The DWP asked a freelancer to work for free on a female employment campaign

The Department for Work and Pensions is on the hunt for freelance contributors who can help 'redefine the conversation' around employment opportunities for women. But it doesn't appear to want to actually pay them

Promises of “exposure” won’t pay the bills. But time and time again, freelancers from across the creative industries are being asked to work for free. A survey by the Association for Independent Professionals in conjunction with The Freelancer Club last year found that freelancers in the creative industries are estimated to lose £5,394 each a year, many of them exchanging their hard-earned skills simply for exposure, or a chance of building their portfolio in an increasingly competitive industry.

So it was rather ironic this week when freelance writer and creative arts producer Amber Massie-Blomfield was asked by The Department for Work and Pensions (DWP), the very organisation responsible for welfare policy, to get involved in an employment marketing campaign – a campaign she wouldn’t be getting paid for.

Amber took to Twitter to vent her frustration.

The DWP approached Amber to take part in the campaign which she said “is about empowering women to find different routes into employment and different kind of employment models.”

“They wanted me to participate in the creation of a video where I would state my support for the campaign and share my expertise as a freelancer and how I’ve made my career work,” Amber told The Big Issue over the phone. “As well as writing a blog sharing my advice to how to pursue a freelance career.”

Amber was initially interested in getting involved in what the DWP claimed was a chance to “redefine the conversation” around employment opportunities for women, but when learning there was no fee involved took to the internet to call out the controversial approach.

“I’m a freelancer and I earn my living through selling my time. Everyone else on this campaign is presumably getting paid. The videographer presumably won’t be doing this for free, and the staff at the DWP who developed the campaign certainly won’t be, so why should I?” she said.


There are currently around 1,450 Big Issue sellers working hard on the streets each week.

Amber noted that while she wasn’t going to pursue the issue further, she was in a “privileged position” to call the UK’s largest government department out for its “problematic approach”.

“I felt confident enough to turn around and call them out on that unacceptable practice but I do wonder how many other people starting out in their careers, others in more pressing circumstances would feel able to respond like I have,” she told The Big Issue.

The Big Issue reached out to the Department for Work and Pensions for comment.

A DWP spokesperson said in an email: “We are working on a campaign to encourage girls and women to consider diverse career opportunities through sharing stories from real life role models. We are not asking people to work for free.
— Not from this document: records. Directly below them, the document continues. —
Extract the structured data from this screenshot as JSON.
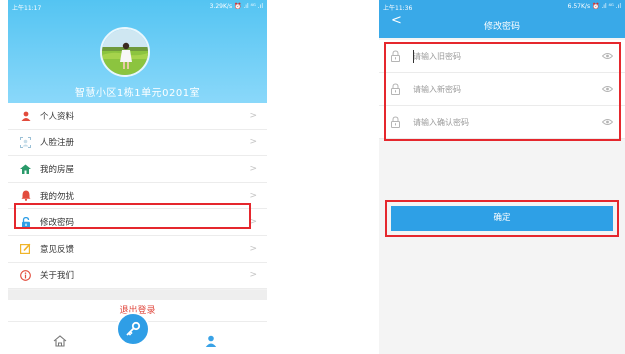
{
  "left_screen": {
    "status_bar": {
      "time": "上午11:17",
      "right": "3.29K/s ⏰ .ıl ⁴ᴳ .ıl"
    },
    "address": "智慧小区1栋1单元0201室",
    "menu": [
      {
        "label": "个人资料",
        "icon": "person-icon",
        "color": "#e24b3c"
      },
      {
        "label": "人脸注册",
        "icon": "face-scan-icon",
        "color": "#9bc0d6"
      },
      {
        "label": "我的房屋",
        "icon": "house-icon",
        "color": "#2a9a6a"
      },
      {
        "label": "我的勿扰",
        "icon": "bell-icon",
        "color": "#e24b3c"
      },
      {
        "label": "修改密码",
        "icon": "lock-icon",
        "color": "#2f9ee6"
      },
      {
        "label": "意见反馈",
        "icon": "edit-icon",
        "color": "#f0b429"
      },
      {
        "label": "关于我们",
        "icon": "info-icon",
        "color": "#e24b3c"
      }
    ],
    "chevron": ">",
    "logout": "退出登录",
    "tabs": {
      "home": "首页",
      "me": "我"
    }
  },
  "right_screen": {
    "status_bar": {
      "time": "上午11:36",
      "right": "6.57K/s ⏰ .ıl ⁴ᴳ .ıl"
    },
    "back": "<",
    "title": "修改密码",
    "fields": [
      {
        "placeholder": "请输入旧密码",
        "value": ""
      },
      {
        "placeholder": "请输入新密码",
        "value": ""
      },
      {
        "placeholder": "请输入确认密码",
        "value": ""
      }
    ],
    "confirm_label": "确定"
  },
  "colors": {
    "accent": "#39a9e8",
    "highlight": "#e5272d",
    "logout": "#e0473d"
  }
}
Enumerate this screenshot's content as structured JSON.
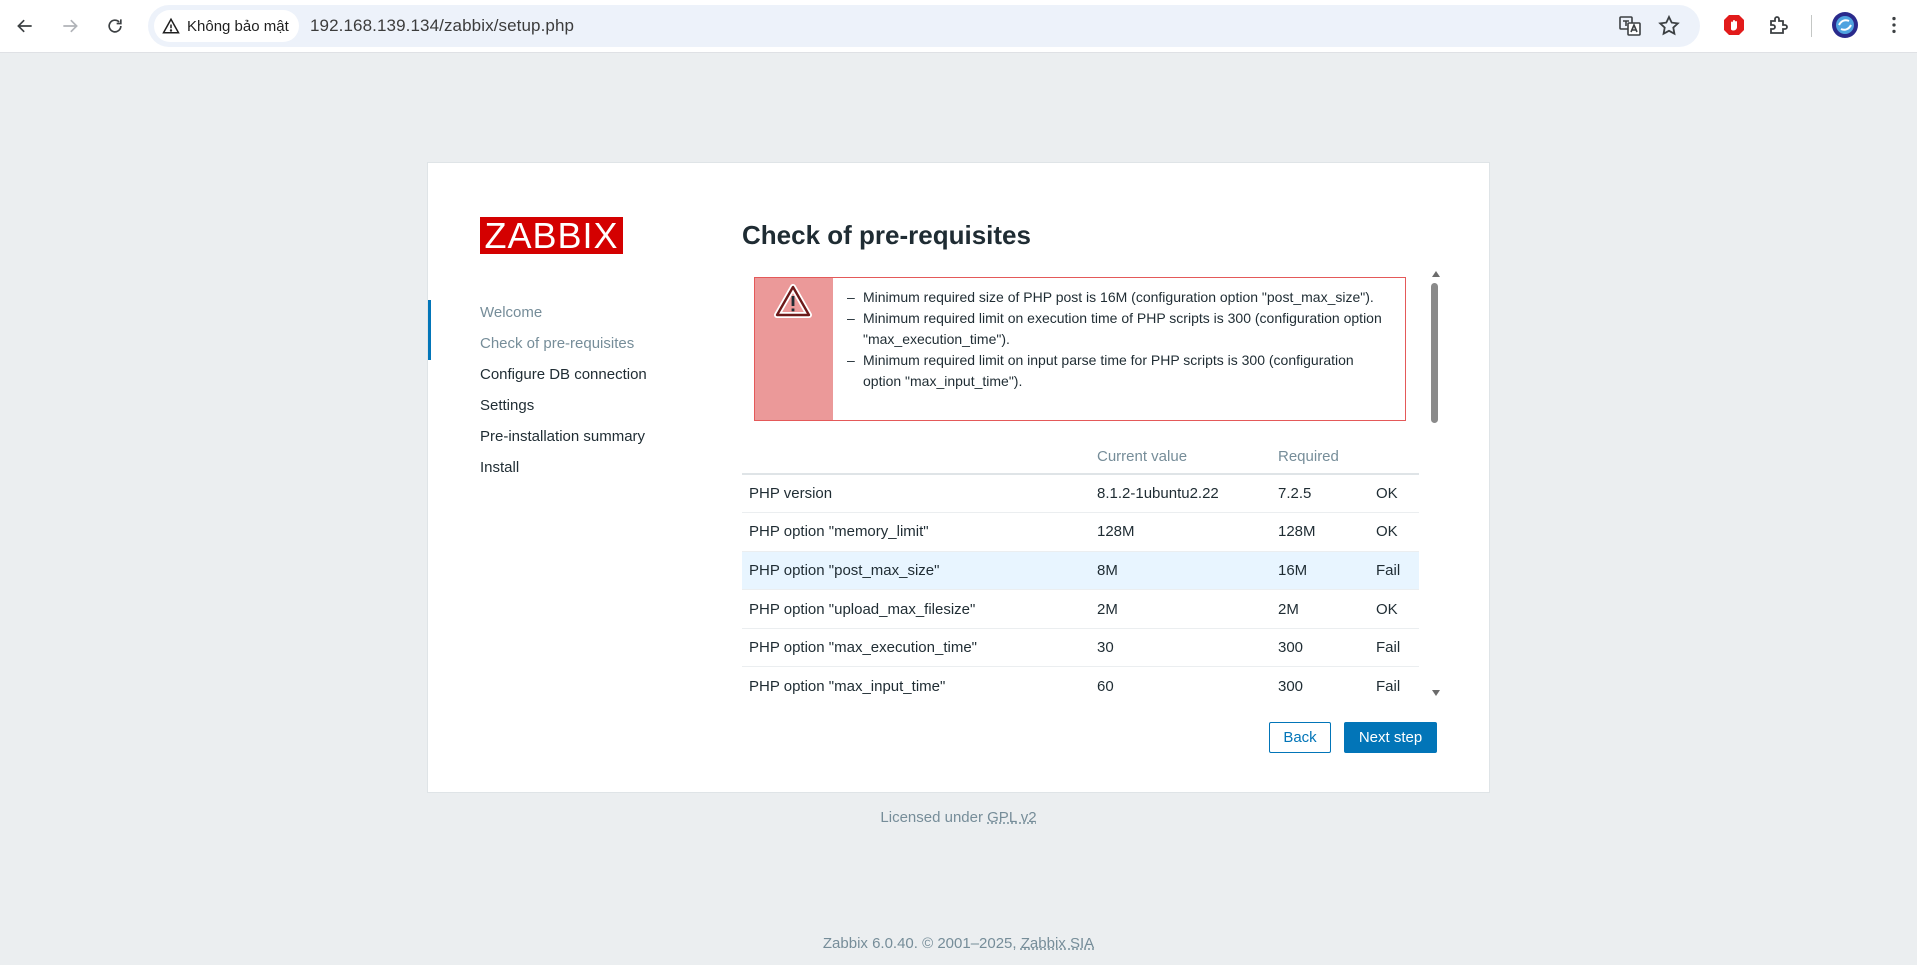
{
  "browser": {
    "security_label": "Không bảo mật",
    "url": "192.168.139.134/zabbix/setup.php"
  },
  "setup": {
    "logo_text": "ZABBIX",
    "steps": [
      {
        "label": "Welcome"
      },
      {
        "label": "Check of pre-requisites"
      },
      {
        "label": "Configure DB connection"
      },
      {
        "label": "Settings"
      },
      {
        "label": "Pre-installation summary"
      },
      {
        "label": "Install"
      }
    ],
    "title": "Check of pre-requisites",
    "messages": [
      "Minimum required size of PHP post is 16M (configuration option \"post_max_size\").",
      "Minimum required limit on execution time of PHP scripts is 300 (configuration option \"max_execution_time\").",
      "Minimum required limit on input parse time for PHP scripts is 300 (configuration option \"max_input_time\")."
    ],
    "table": {
      "headers": [
        "",
        "Current value",
        "Required",
        ""
      ],
      "rows": [
        {
          "name": "PHP version",
          "current": "8.1.2-1ubuntu2.22",
          "required": "7.2.5",
          "status": "OK"
        },
        {
          "name": "PHP option \"memory_limit\"",
          "current": "128M",
          "required": "128M",
          "status": "OK"
        },
        {
          "name": "PHP option \"post_max_size\"",
          "current": "8M",
          "required": "16M",
          "status": "Fail"
        },
        {
          "name": "PHP option \"upload_max_filesize\"",
          "current": "2M",
          "required": "2M",
          "status": "OK"
        },
        {
          "name": "PHP option \"max_execution_time\"",
          "current": "30",
          "required": "300",
          "status": "Fail"
        },
        {
          "name": "PHP option \"max_input_time\"",
          "current": "60",
          "required": "300",
          "status": "Fail"
        }
      ]
    },
    "buttons": {
      "back": "Back",
      "next": "Next step"
    }
  },
  "license": {
    "prefix": "Licensed under ",
    "link": "GPL v2"
  },
  "footer": {
    "prefix": "Zabbix 6.0.40. © 2001–2025, ",
    "link": "Zabbix SIA"
  },
  "colors": {
    "brand": "#d40000",
    "accent": "#0275b8",
    "ok": "#429e47",
    "fail": "#e45959"
  }
}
If people want to get involved voluntarily we are providing all the support needed to tell their story.”

Image: DWP/Amber Massie-Blomfield